Although a Priority Conference may not have a provision for going off calendar while the dispute remains, it is the common practice of many Judges to take the matter off calendar where discovery is ongoing. No doubt, this is a concession to the realities of over-burdened calendars and caseloads. Nonetheless, any party filing for a Priority Conference should be prepared to have no other issue heard which may arise until the AOE/COE or employment dispute is resolved.
A Status Conference or Mandatory Settlement Conference may be set on any of the issues which would otherwise be involved in an Expedited Hearing or Priority Conference, as well as on all other issues. Filing a Declaration of Readiness to Proceed (DOR) to a Mandatory Settlement Conference carries its own requirements. These include that all discovery on the issues indicated in the DOR be completed, and that a genuine and good faith effort to resolve the disputed issues has been made prior to filing the DOR. (Title 8 CCR §10414(d)).
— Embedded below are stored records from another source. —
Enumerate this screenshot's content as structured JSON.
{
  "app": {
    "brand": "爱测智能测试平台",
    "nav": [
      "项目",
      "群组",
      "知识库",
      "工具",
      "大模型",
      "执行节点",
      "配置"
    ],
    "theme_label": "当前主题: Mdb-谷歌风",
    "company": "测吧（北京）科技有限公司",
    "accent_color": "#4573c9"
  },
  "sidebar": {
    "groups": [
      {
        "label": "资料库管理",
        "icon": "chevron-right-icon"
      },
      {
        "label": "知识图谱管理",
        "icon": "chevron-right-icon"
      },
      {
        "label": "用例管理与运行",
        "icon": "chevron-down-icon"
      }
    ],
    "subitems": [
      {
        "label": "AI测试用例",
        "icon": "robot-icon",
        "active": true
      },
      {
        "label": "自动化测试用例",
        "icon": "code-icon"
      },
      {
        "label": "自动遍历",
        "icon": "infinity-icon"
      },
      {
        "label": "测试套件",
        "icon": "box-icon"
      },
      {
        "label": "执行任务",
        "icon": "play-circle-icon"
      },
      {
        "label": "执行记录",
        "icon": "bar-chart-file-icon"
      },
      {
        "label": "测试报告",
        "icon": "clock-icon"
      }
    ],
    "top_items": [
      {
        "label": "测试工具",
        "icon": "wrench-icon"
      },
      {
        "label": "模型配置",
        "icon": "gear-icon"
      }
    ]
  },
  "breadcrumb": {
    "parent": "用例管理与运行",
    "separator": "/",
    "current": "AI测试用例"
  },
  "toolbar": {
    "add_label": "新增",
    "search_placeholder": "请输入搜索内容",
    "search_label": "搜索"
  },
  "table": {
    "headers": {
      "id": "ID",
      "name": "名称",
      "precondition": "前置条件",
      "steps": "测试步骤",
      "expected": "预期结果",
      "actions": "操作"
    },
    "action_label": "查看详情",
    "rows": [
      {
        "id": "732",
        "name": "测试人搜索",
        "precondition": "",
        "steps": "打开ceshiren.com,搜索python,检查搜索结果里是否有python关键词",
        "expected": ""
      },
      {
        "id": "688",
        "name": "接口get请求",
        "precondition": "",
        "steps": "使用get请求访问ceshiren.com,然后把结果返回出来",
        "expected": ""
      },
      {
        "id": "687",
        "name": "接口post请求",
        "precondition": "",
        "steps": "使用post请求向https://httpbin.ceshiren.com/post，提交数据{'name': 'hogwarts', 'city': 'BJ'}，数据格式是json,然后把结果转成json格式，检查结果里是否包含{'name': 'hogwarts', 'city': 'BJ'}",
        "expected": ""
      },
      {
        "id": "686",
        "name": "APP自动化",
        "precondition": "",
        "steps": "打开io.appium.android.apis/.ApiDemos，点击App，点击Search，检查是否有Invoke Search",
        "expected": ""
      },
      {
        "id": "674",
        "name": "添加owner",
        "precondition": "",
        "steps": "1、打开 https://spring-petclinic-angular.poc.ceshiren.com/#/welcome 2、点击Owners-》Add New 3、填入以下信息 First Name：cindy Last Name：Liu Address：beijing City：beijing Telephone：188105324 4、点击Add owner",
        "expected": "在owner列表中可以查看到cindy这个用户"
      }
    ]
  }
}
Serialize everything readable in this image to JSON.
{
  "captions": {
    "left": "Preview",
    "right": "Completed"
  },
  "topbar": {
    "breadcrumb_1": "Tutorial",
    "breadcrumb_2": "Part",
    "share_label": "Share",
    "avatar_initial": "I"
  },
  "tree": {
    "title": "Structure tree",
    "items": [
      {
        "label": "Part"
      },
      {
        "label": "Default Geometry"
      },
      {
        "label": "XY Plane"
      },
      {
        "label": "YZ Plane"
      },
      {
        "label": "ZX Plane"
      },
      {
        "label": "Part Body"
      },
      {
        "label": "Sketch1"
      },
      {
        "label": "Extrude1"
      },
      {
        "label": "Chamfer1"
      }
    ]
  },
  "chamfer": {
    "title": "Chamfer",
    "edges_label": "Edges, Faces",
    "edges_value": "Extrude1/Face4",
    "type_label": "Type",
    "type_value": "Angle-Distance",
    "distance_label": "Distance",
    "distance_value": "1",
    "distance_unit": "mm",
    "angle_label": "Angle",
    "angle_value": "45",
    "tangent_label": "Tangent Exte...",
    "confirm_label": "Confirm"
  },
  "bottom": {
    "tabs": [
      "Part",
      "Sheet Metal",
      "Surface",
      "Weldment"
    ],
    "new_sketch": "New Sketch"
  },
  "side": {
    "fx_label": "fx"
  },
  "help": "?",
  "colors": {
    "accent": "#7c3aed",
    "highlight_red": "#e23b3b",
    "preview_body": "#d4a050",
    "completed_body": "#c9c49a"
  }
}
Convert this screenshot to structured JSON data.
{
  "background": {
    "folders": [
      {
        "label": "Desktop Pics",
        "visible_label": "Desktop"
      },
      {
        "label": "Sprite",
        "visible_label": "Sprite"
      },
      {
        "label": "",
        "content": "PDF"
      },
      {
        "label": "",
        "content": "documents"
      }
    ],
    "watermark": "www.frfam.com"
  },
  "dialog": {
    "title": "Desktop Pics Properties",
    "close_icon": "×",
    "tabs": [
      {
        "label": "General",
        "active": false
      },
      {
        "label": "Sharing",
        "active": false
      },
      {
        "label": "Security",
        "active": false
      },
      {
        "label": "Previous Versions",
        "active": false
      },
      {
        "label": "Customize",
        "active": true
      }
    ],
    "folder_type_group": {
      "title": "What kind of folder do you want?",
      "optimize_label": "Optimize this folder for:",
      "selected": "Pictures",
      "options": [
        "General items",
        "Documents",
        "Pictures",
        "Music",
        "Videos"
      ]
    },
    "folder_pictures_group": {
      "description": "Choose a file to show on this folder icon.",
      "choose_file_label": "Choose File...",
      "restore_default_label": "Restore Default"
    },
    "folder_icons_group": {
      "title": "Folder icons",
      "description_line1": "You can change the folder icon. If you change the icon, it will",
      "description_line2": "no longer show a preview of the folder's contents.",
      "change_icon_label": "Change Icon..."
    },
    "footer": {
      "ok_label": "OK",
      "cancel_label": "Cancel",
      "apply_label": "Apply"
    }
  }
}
Regardless of deficiencies in preparation of a DOR, or in the failure of parties to submit objections, the caseload of the various District Offices will have an inevitable influence on the proceedings. A deficient DOR will be set for a hearing, and many times a matter may be taken off calendar even where there was no objection, if the opposing party shows good cause at the MSC. Nevertheless, these realities should not deter parties from selecting the proper proceeding for their dispute, and selecting a Priority Conference or Expedited Hearing where appropriate.